Terraform Cloud - Governance

The Terraform Cloud & Sentinel Workflow

Now that we have a basic policy understanding, let's look at how Sentinel fits in to the Terraform Cloud workflow.

Creating Policies

In your Terraform Cloud UI, create a new workspace called "Sentinel" and configure it with your AWS credentials. Once created and configured with your environment variables, fork https://github.com/tr0njavolta/sentinel-demo.git to your VCS account of choice. Once forked and downloaded, link the repository in your Terraform Cloud sentinel workspace. We'll create some resources with this demo and see Sentinel working in reality.

Back in our terminal, we'll make some changes to the Terraform config in this repo:

terraform {
  backend "remote" {
    organization = "<YOUR-ORG>"
    workspaces {
      name = "<YOUR-WORKSPACE>"
    }
  }
}

provider "aws" {
  region = "us-west-2"
}


data "aws_ami" "ubuntu" {
  most_recent = true

  filter {
    name   = "name"
    values = ["ubuntu/images/hvm-ssd/ubuntu-trusty-14.04-amd64-server-*"]
  }

  filter {
    name   = "virtualization-type"
    values = ["hvm"]
  }

  owners = ["099720109477"] # Canonical
}

resource "aws_instance" "web" {
  ami           = data.aws_ami.ubuntu.id
  instance_type = "t2.micro"
}

Creating Policy Sets

By committing and pushing this to your git repo, a Terraform Cloud plan should be triggered. However, we want to ensure that members of your Terraform Cloud organization are abiding by your company or organization standards. Next, we will look at one way to apply a Sentinel policy to your workspace.

Create a new VCS repo called "Sentinel-Training" and create two files called sentinel.hcl and tags_enforced.sentinel there.

New Policy Repo

In the body of tags_enforced.sentinel we will impliment the actual policy:

import "tfplan"

main = rule {
    all tfplan.resources.aws_instance as _, instances {
        all instances as _, r {
            (length(r.applied.tags) else 0) > 0
        }
    }
}

In sentinel.hcl we define the policy enforcement level:

policy "tags_enforced" {
    enforcement_level = "hard-mandatory"
}

There are three levels of enforcement associated with policies in Terraform Cloud: hard-mandatory, soft-mandatory, and advisory. We will choose hard-mandatory here and see what happens when we fail that policy on purpose.

Once the policy repo is created, we can create policy sets to apply one or more policies. In the Terraform Cloud UI, navigate to Settings > Policy Sets > Create a new policy set.

Policy Sets

We will now select the Policy Set Source as the repo we used previously.

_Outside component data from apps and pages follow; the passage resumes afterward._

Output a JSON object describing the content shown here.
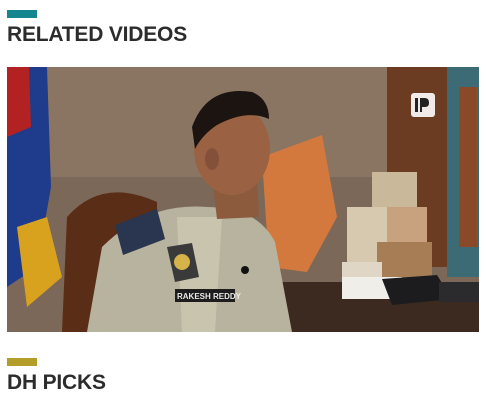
{
  "sections": {
    "related_videos": {
      "title": "RELATED VIDEOS",
      "accent_color": "#14868f"
    },
    "dh_picks": {
      "title": "DH PICKS",
      "accent_color": "#b59d2a"
    }
  },
  "video": {
    "thumbnail_subject": "police-officer-interview",
    "name_tag": "RAKESH REDDY",
    "watermark_icon": "ani-logo-icon"
  }
}
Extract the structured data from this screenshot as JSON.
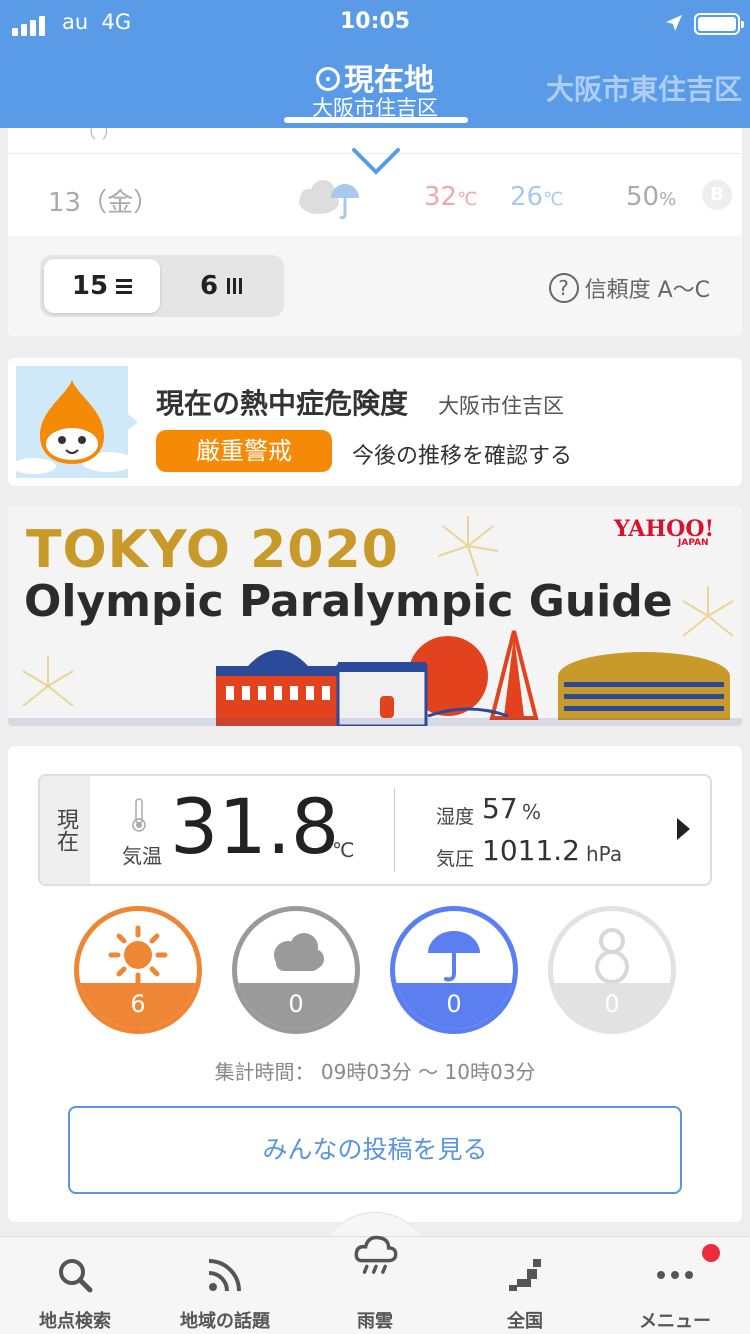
{
  "status_bar": {
    "carrier": "au",
    "network": "4G",
    "time": "10:05"
  },
  "header": {
    "title": "現在地",
    "subtitle": "大阪市住吉区",
    "next_location": "大阪市東住吉区"
  },
  "forecast": {
    "row": {
      "day": "13（金）",
      "high": "32",
      "high_unit": "℃",
      "low": "26",
      "low_unit": "℃",
      "humidity": "50",
      "humidity_unit": "%",
      "reliability": "B"
    },
    "toggle": {
      "days15": "15",
      "days6": "6"
    },
    "reliability_label": "信頼度 A〜C"
  },
  "heatstroke": {
    "title": "現在の熱中症危険度",
    "place": "大阪市住吉区",
    "level": "厳重警戒",
    "link": "今後の推移を確認する"
  },
  "banner": {
    "line1": "TOKYO 2020",
    "line2": "Olympic Paralympic Guide",
    "brand": "YAHOO!",
    "brand_sub": "JAPAN"
  },
  "current": {
    "label": "現在",
    "temp_label": "気温",
    "temp": "31.8",
    "temp_unit": "℃",
    "humidity_label": "湿度",
    "humidity": "57",
    "humidity_unit": "%",
    "pressure_label": "気圧",
    "pressure": "1011.2",
    "pressure_unit": "hPa"
  },
  "reports": {
    "sunny": "6",
    "cloudy": "0",
    "rain": "0",
    "snow": "0",
    "time_range": "集計時間： 09時03分 〜 10時03分",
    "button": "みんなの投稿を見る"
  },
  "colors": {
    "header": "#5a9be8",
    "sunny": "#ef8636",
    "cloudy": "#9a9a9a",
    "rain": "#5b7ff0",
    "snow": "#e2e2e2",
    "warning": "#f58a07"
  },
  "bottom_nav": [
    {
      "label": "地点検索",
      "icon": "search-icon"
    },
    {
      "label": "地域の話題",
      "icon": "rss-icon"
    },
    {
      "label": "雨雲",
      "icon": "rain-cloud-icon"
    },
    {
      "label": "全国",
      "icon": "japan-map-icon"
    },
    {
      "label": "メニュー",
      "icon": "more-icon"
    }
  ]
}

For more information or for other VCS connection settings, visit our documentation on VCS Integrations.

Policy Sets Continued

We can also choose to have this policy set apply to a selected workspaces or all workspaces. Choose all workspaces for now and select Create Policy Set. A successful policy set is visible from the Policy Sets Settings page now:

Success

Triggering Sentinel Checks

In your terminal, trigger another terraform plan and follow the url to see what happens under this policy now.

Plan Failure

This speculative plan fails (as expected!) and the resources are not created. If we make a push to the repo to add a tag:

...
resource "aws_instance" "web" {
  ami           = data.aws_ami.ubuntu.id
  instance_type = "t2.micro"
  tags = {
    Name = "Wolverine"
  }
}

Plan Success

When we commit and push these changes, Terraform Cloud will trigger an apply operation, but we still have to verify the policy check. Once we see the policy has passed in the UI, we can confirm and apply the changes.